07-19-2006, 10:54 AM
We really do need to give props to Konerko for his turnaround. Over the last couple of years he has become a much much better hitter. Of course, he i doing so good this year because a)he is not being asked to bat 3rd, and b)he is batting behing the monster Thome and ahead of Dye. Either way, he has transfomed into a much better hitter. He might not be an elite star like A-Rod or Pujols, but he is only a step below them.

I should admit that before last season, I was hoping we would trade Konerko instead of Lee. Boy, am I glad that didn't happen.:redface:To some extent, I think we're just seeing the normal maturation of a player.
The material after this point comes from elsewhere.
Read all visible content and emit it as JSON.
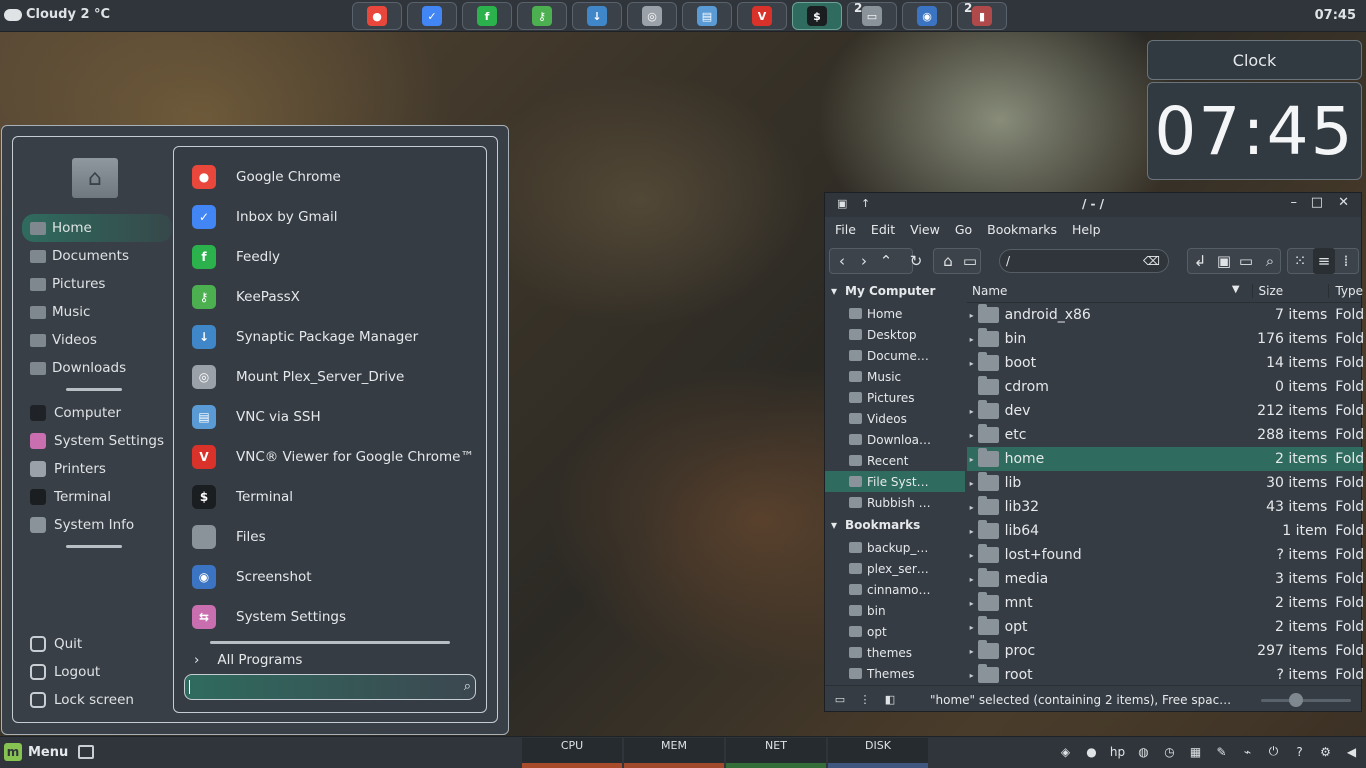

Players typically have their best seasons between the ages of 28-32. Power hitters tend to peak around 30-32, so PK is in his prime years right now.

Frater Perdurabo
07-19-2006, 12:19 PM
To some extent, I think we're just seeing the normal maturation of a player. Players typically have their best seasons between the ages of 28-32. Power hitters tend to peak around 30-32, so PK is in his prime years right now.

Agreed. From what I've seen and heard, power hitters tend to see their power numbers increase after age 28 while their average tends to decrease. What's exciting is that Paulie's power numbers and his average have increased lately. I'm not saying that he's going to win a batting title or lead the league in homers this year or next, but it is a positive trend. Qualitatively, he's getting better at hitting the ball to right and right-center fields, which bodes well for his ability to be a productive player even when he doesn't hit a homer.

Britt Burns
07-19-2006, 01:06 PM
I think Paulie is one of those rare players whose influence on his team goes way beyond his performance on the field-which in of itself is spectacular. With Ozzie being the energetic, in-your-face type of manager that he is, with the AJ circus that always seems to be going on (and I am certainly not blaming AJ for all that) I think Paul's quiet professionalism and leadershp strikes a perfect balance in the clubhouse and off the field.

He has made himself into a good fielder and a more complete hitter, only Crede was more clutch in the post season last year, and he bounced back from an awful 2003 that might have crippled the careers of other players. Even with Thome, Dye, etc. having monster seasons, I think the Sox offense still revolves arround Paul, and he has been consistent and extremely productive.

Jurr
07-19-2006, 01:41 PM
To some extent, I think we're just seeing the normal maturation of a player. Players typically have their best seasons between the ages of 28-32. Power hitters tend to peak around 30-32, so PK is in his prime years right now.
Exactly. As soon as they are able to combine their natural power with true professionalism (learning pitchers, studying, practicing patience at the plate), most of the power guys really take off.

It's nice to see some of the younger guys (Howard, Pujols) coming into the league already knowing what they have to put into being a good power hitter, and their work really shows on the field.